▶ **Data shown**:
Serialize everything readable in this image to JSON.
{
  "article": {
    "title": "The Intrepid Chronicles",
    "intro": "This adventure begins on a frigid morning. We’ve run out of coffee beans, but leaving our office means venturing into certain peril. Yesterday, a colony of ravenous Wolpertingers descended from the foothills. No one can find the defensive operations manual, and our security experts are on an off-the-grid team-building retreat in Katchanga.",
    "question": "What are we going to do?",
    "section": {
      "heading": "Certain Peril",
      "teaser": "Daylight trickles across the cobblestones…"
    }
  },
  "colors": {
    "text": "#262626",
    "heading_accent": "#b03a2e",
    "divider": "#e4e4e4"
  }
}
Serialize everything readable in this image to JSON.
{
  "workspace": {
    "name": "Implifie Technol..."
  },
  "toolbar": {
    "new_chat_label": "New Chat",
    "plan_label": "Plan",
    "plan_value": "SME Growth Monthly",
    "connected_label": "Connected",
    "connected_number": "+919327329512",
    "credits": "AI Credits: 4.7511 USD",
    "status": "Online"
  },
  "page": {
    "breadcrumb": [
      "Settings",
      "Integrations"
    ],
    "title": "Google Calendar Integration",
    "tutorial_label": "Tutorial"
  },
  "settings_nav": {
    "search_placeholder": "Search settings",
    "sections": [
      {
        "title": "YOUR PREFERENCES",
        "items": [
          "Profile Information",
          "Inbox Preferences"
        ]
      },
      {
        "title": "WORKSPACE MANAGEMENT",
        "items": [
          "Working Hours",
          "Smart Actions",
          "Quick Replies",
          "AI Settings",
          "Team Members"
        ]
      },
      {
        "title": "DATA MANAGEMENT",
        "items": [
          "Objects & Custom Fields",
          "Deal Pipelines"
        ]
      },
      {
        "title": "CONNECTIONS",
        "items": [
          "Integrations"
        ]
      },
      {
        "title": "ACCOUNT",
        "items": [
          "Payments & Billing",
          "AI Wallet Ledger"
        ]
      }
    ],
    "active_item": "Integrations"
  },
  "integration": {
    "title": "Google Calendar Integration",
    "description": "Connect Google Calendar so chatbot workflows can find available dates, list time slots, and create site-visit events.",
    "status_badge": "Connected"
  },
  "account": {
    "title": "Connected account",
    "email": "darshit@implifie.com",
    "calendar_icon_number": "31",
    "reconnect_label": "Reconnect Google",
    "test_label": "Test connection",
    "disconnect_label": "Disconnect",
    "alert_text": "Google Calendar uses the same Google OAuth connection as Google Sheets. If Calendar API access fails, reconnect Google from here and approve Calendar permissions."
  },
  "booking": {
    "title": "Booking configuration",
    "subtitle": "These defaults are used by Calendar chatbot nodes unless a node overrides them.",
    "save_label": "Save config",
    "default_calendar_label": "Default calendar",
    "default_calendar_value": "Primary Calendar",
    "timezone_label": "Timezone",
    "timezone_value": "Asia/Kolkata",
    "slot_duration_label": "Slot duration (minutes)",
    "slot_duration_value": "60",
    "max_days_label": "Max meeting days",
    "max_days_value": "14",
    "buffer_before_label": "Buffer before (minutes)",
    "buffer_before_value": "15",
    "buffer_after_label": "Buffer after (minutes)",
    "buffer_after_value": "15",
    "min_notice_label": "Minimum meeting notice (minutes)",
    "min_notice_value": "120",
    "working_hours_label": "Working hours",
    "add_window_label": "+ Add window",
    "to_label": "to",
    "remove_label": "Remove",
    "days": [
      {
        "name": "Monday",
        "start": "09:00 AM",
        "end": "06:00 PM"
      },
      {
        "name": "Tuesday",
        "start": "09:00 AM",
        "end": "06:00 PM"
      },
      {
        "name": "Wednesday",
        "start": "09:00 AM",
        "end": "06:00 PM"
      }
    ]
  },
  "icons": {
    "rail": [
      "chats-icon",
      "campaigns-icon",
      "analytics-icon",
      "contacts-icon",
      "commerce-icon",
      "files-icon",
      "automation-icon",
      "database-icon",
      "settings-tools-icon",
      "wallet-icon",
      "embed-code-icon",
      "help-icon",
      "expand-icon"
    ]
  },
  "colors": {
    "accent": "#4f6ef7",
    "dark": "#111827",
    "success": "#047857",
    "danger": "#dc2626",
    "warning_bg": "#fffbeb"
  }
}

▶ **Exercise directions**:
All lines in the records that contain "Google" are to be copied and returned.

▶ **Output of the exercise**:
    "title": "Google Calendar Integration",
    "title": "Google Calendar Integration",
    "description": "Connect Google Calendar so chatbot workflows can find available dates, list time slots, and create site-visit events.",
    "reconnect_label": "Reconnect Google",
    "alert_text": "Google Calendar uses the same Google OAuth connection as Google Sheets. If Calendar API access fails, reconnect Google from here and approve Calendar permissions."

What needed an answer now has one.